runner-up: Rui Cheng gang, Foreign Affair College
Honorable judges, ladies and gentlemen:
Kipling said:" East is east, and West is West, and never the twain shall meet!" But now, a century later, they have met.
They have met in business. They have met in education. They have met in the arts.
Some would argue that these meetings leave us with a choice between East and West ,but I believe the best future lies in the creative combination of both worlds. We can make Western ideas, customs and technology our own, and adapt them to our own use. We can enjoy the best of all worlds, because our tradition is, above all, one of selecting the best and making it our own.
But, do Western styles and values threaten our identity?
History makes it easy for us to think so-perhaps too easy.
Some people seem to think that adopting Western customs, such as a bride wearing white-which has long been a color of mourning in China, instead of the traditional Chinese red for her wedding, is another submission to foreign intervention,--a betrayal of our heritage, they say.
They fear that as we become "globalized", we will no longer be Chinese.
I do not agree.
History teaches that a strong and confident nation is at ease in hearing from the outside world.

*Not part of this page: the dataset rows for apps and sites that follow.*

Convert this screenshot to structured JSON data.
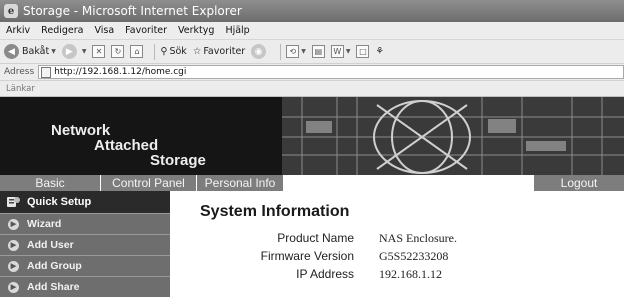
{
  "window": {
    "title": "Storage - Microsoft Internet Explorer"
  },
  "menu": [
    "Arkiv",
    "Redigera",
    "Visa",
    "Favoriter",
    "Verktyg",
    "Hjälp"
  ],
  "toolbar": {
    "back_label": "Bakåt",
    "search_label": "Sök",
    "favorites_label": "Favoriter"
  },
  "address": {
    "label": "Adress",
    "url": "http://192.168.1.12/home.cgi"
  },
  "links_label": "Länkar",
  "banner": {
    "logo_line1": "Network",
    "logo_line2": "Attached",
    "logo_line3": "Storage"
  },
  "tabs": {
    "basic": "Basic",
    "control_panel": "Control Panel",
    "personal_info": "Personal Info",
    "logout": "Logout"
  },
  "sidebar": {
    "header": "Quick Setup",
    "items": [
      "Wizard",
      "Add User",
      "Add Group",
      "Add Share"
    ]
  },
  "main": {
    "title": "System Information",
    "rows": [
      {
        "label": "Product Name",
        "value": "NAS Enclosure."
      },
      {
        "label": "Firmware Version",
        "value": "G5S52233208"
      },
      {
        "label": "IP Address",
        "value": "192.168.1.12"
      }
    ]
  },
  "colors": {
    "banner_bg": "#1e1e1e",
    "tab_bg": "#7d7d7d",
    "sidebar_header_bg": "#2a2a2a",
    "sidebar_item_bg": "#6e6e6e"
  }
}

The wedding of Eastern and Western cultures, whether in white gowns or red, brings us variety.
It is a rich banquet of special foods from all over the world.
As an amateur gourmet of Chinese cuisine, our superb flavours delight me.

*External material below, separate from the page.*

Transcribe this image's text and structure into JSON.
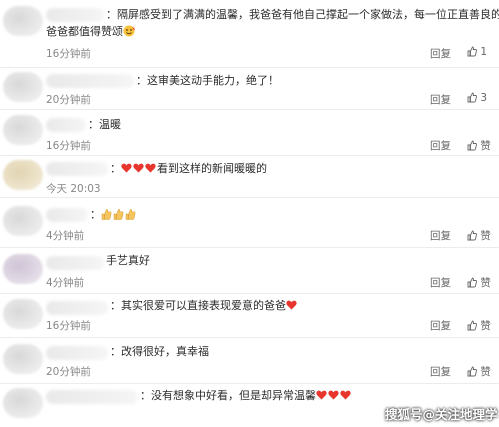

But my Chinese taste appreciates food from any land.
I even allow the convenience of McDonald's a place in my life without giving up my good taste.
My grandfather taught me to hum tunes of Beijing opera from the time I was very young; they are deep in my spirit, part of my soul.

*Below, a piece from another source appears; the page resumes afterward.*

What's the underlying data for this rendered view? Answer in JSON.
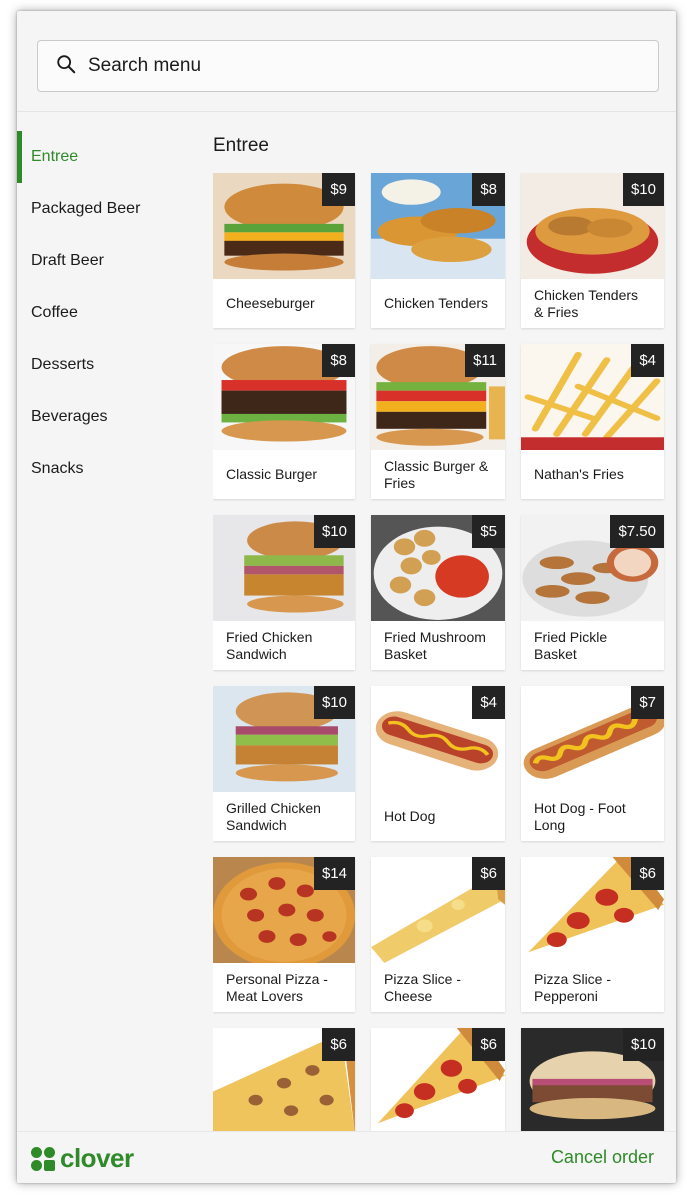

I love Beijing opera, because it always reminds me of who I am.
But I am also a fan of modern pop music, the No.1 fan of Spice Girls on campus.
of course, it goes far beyond food, music and dance. It goes into values and ways of thinking about the world.
Once upon a time, or so my teacher told me, a Chinese boy and an American girl had a squabble.
Both wanted to keep a bunny rabbit they had found in the garden.
Surely you've seen a rabbit sunning himself in the grass.
Nothing is more lovable, nothing more natural. No wonder they wanted him.
The Chinese boy played his er-hu. Happiness and joy, longing and passion, filled the air. The little rabbit swayed gently and began to move his ears in the direction of the music. He liked what he heard.
The girl then took out her violin and played it to produce beautiful melodies of her own.
The rabbit began to bounce in her direction.
So intent were the children on their own music that neither paid the other any attention.
The competing melodies confused the little rabbit and he did not know which way to turn .Unable to attract the little creature, both children gave up ;they walked away, in different directions, leaving the rabbit. . .alone.
But, what if they listened ,what if they really heard each other's music, instead of always playing their own tunes?
When I hear the music of a violin ,rich with the joys of men and women who came together and sang and danced.. . I hear echoes of the music of the grass lands, of the hills, of the rivers...of my own native land.
Is music mine and yours, or is it ours?
What I want to hear is the er-hu and the violin played together, in rhythm and in tune.
Together, we can produce new and beautiful music, rich with textures and sounds that can only be made in harmony.
The rabbit sits in the grass in the ever-warming sun. Waiting for us to play, waiting for the symphony to begin.
Will he have to wait forever? The choice is ours. Thank you.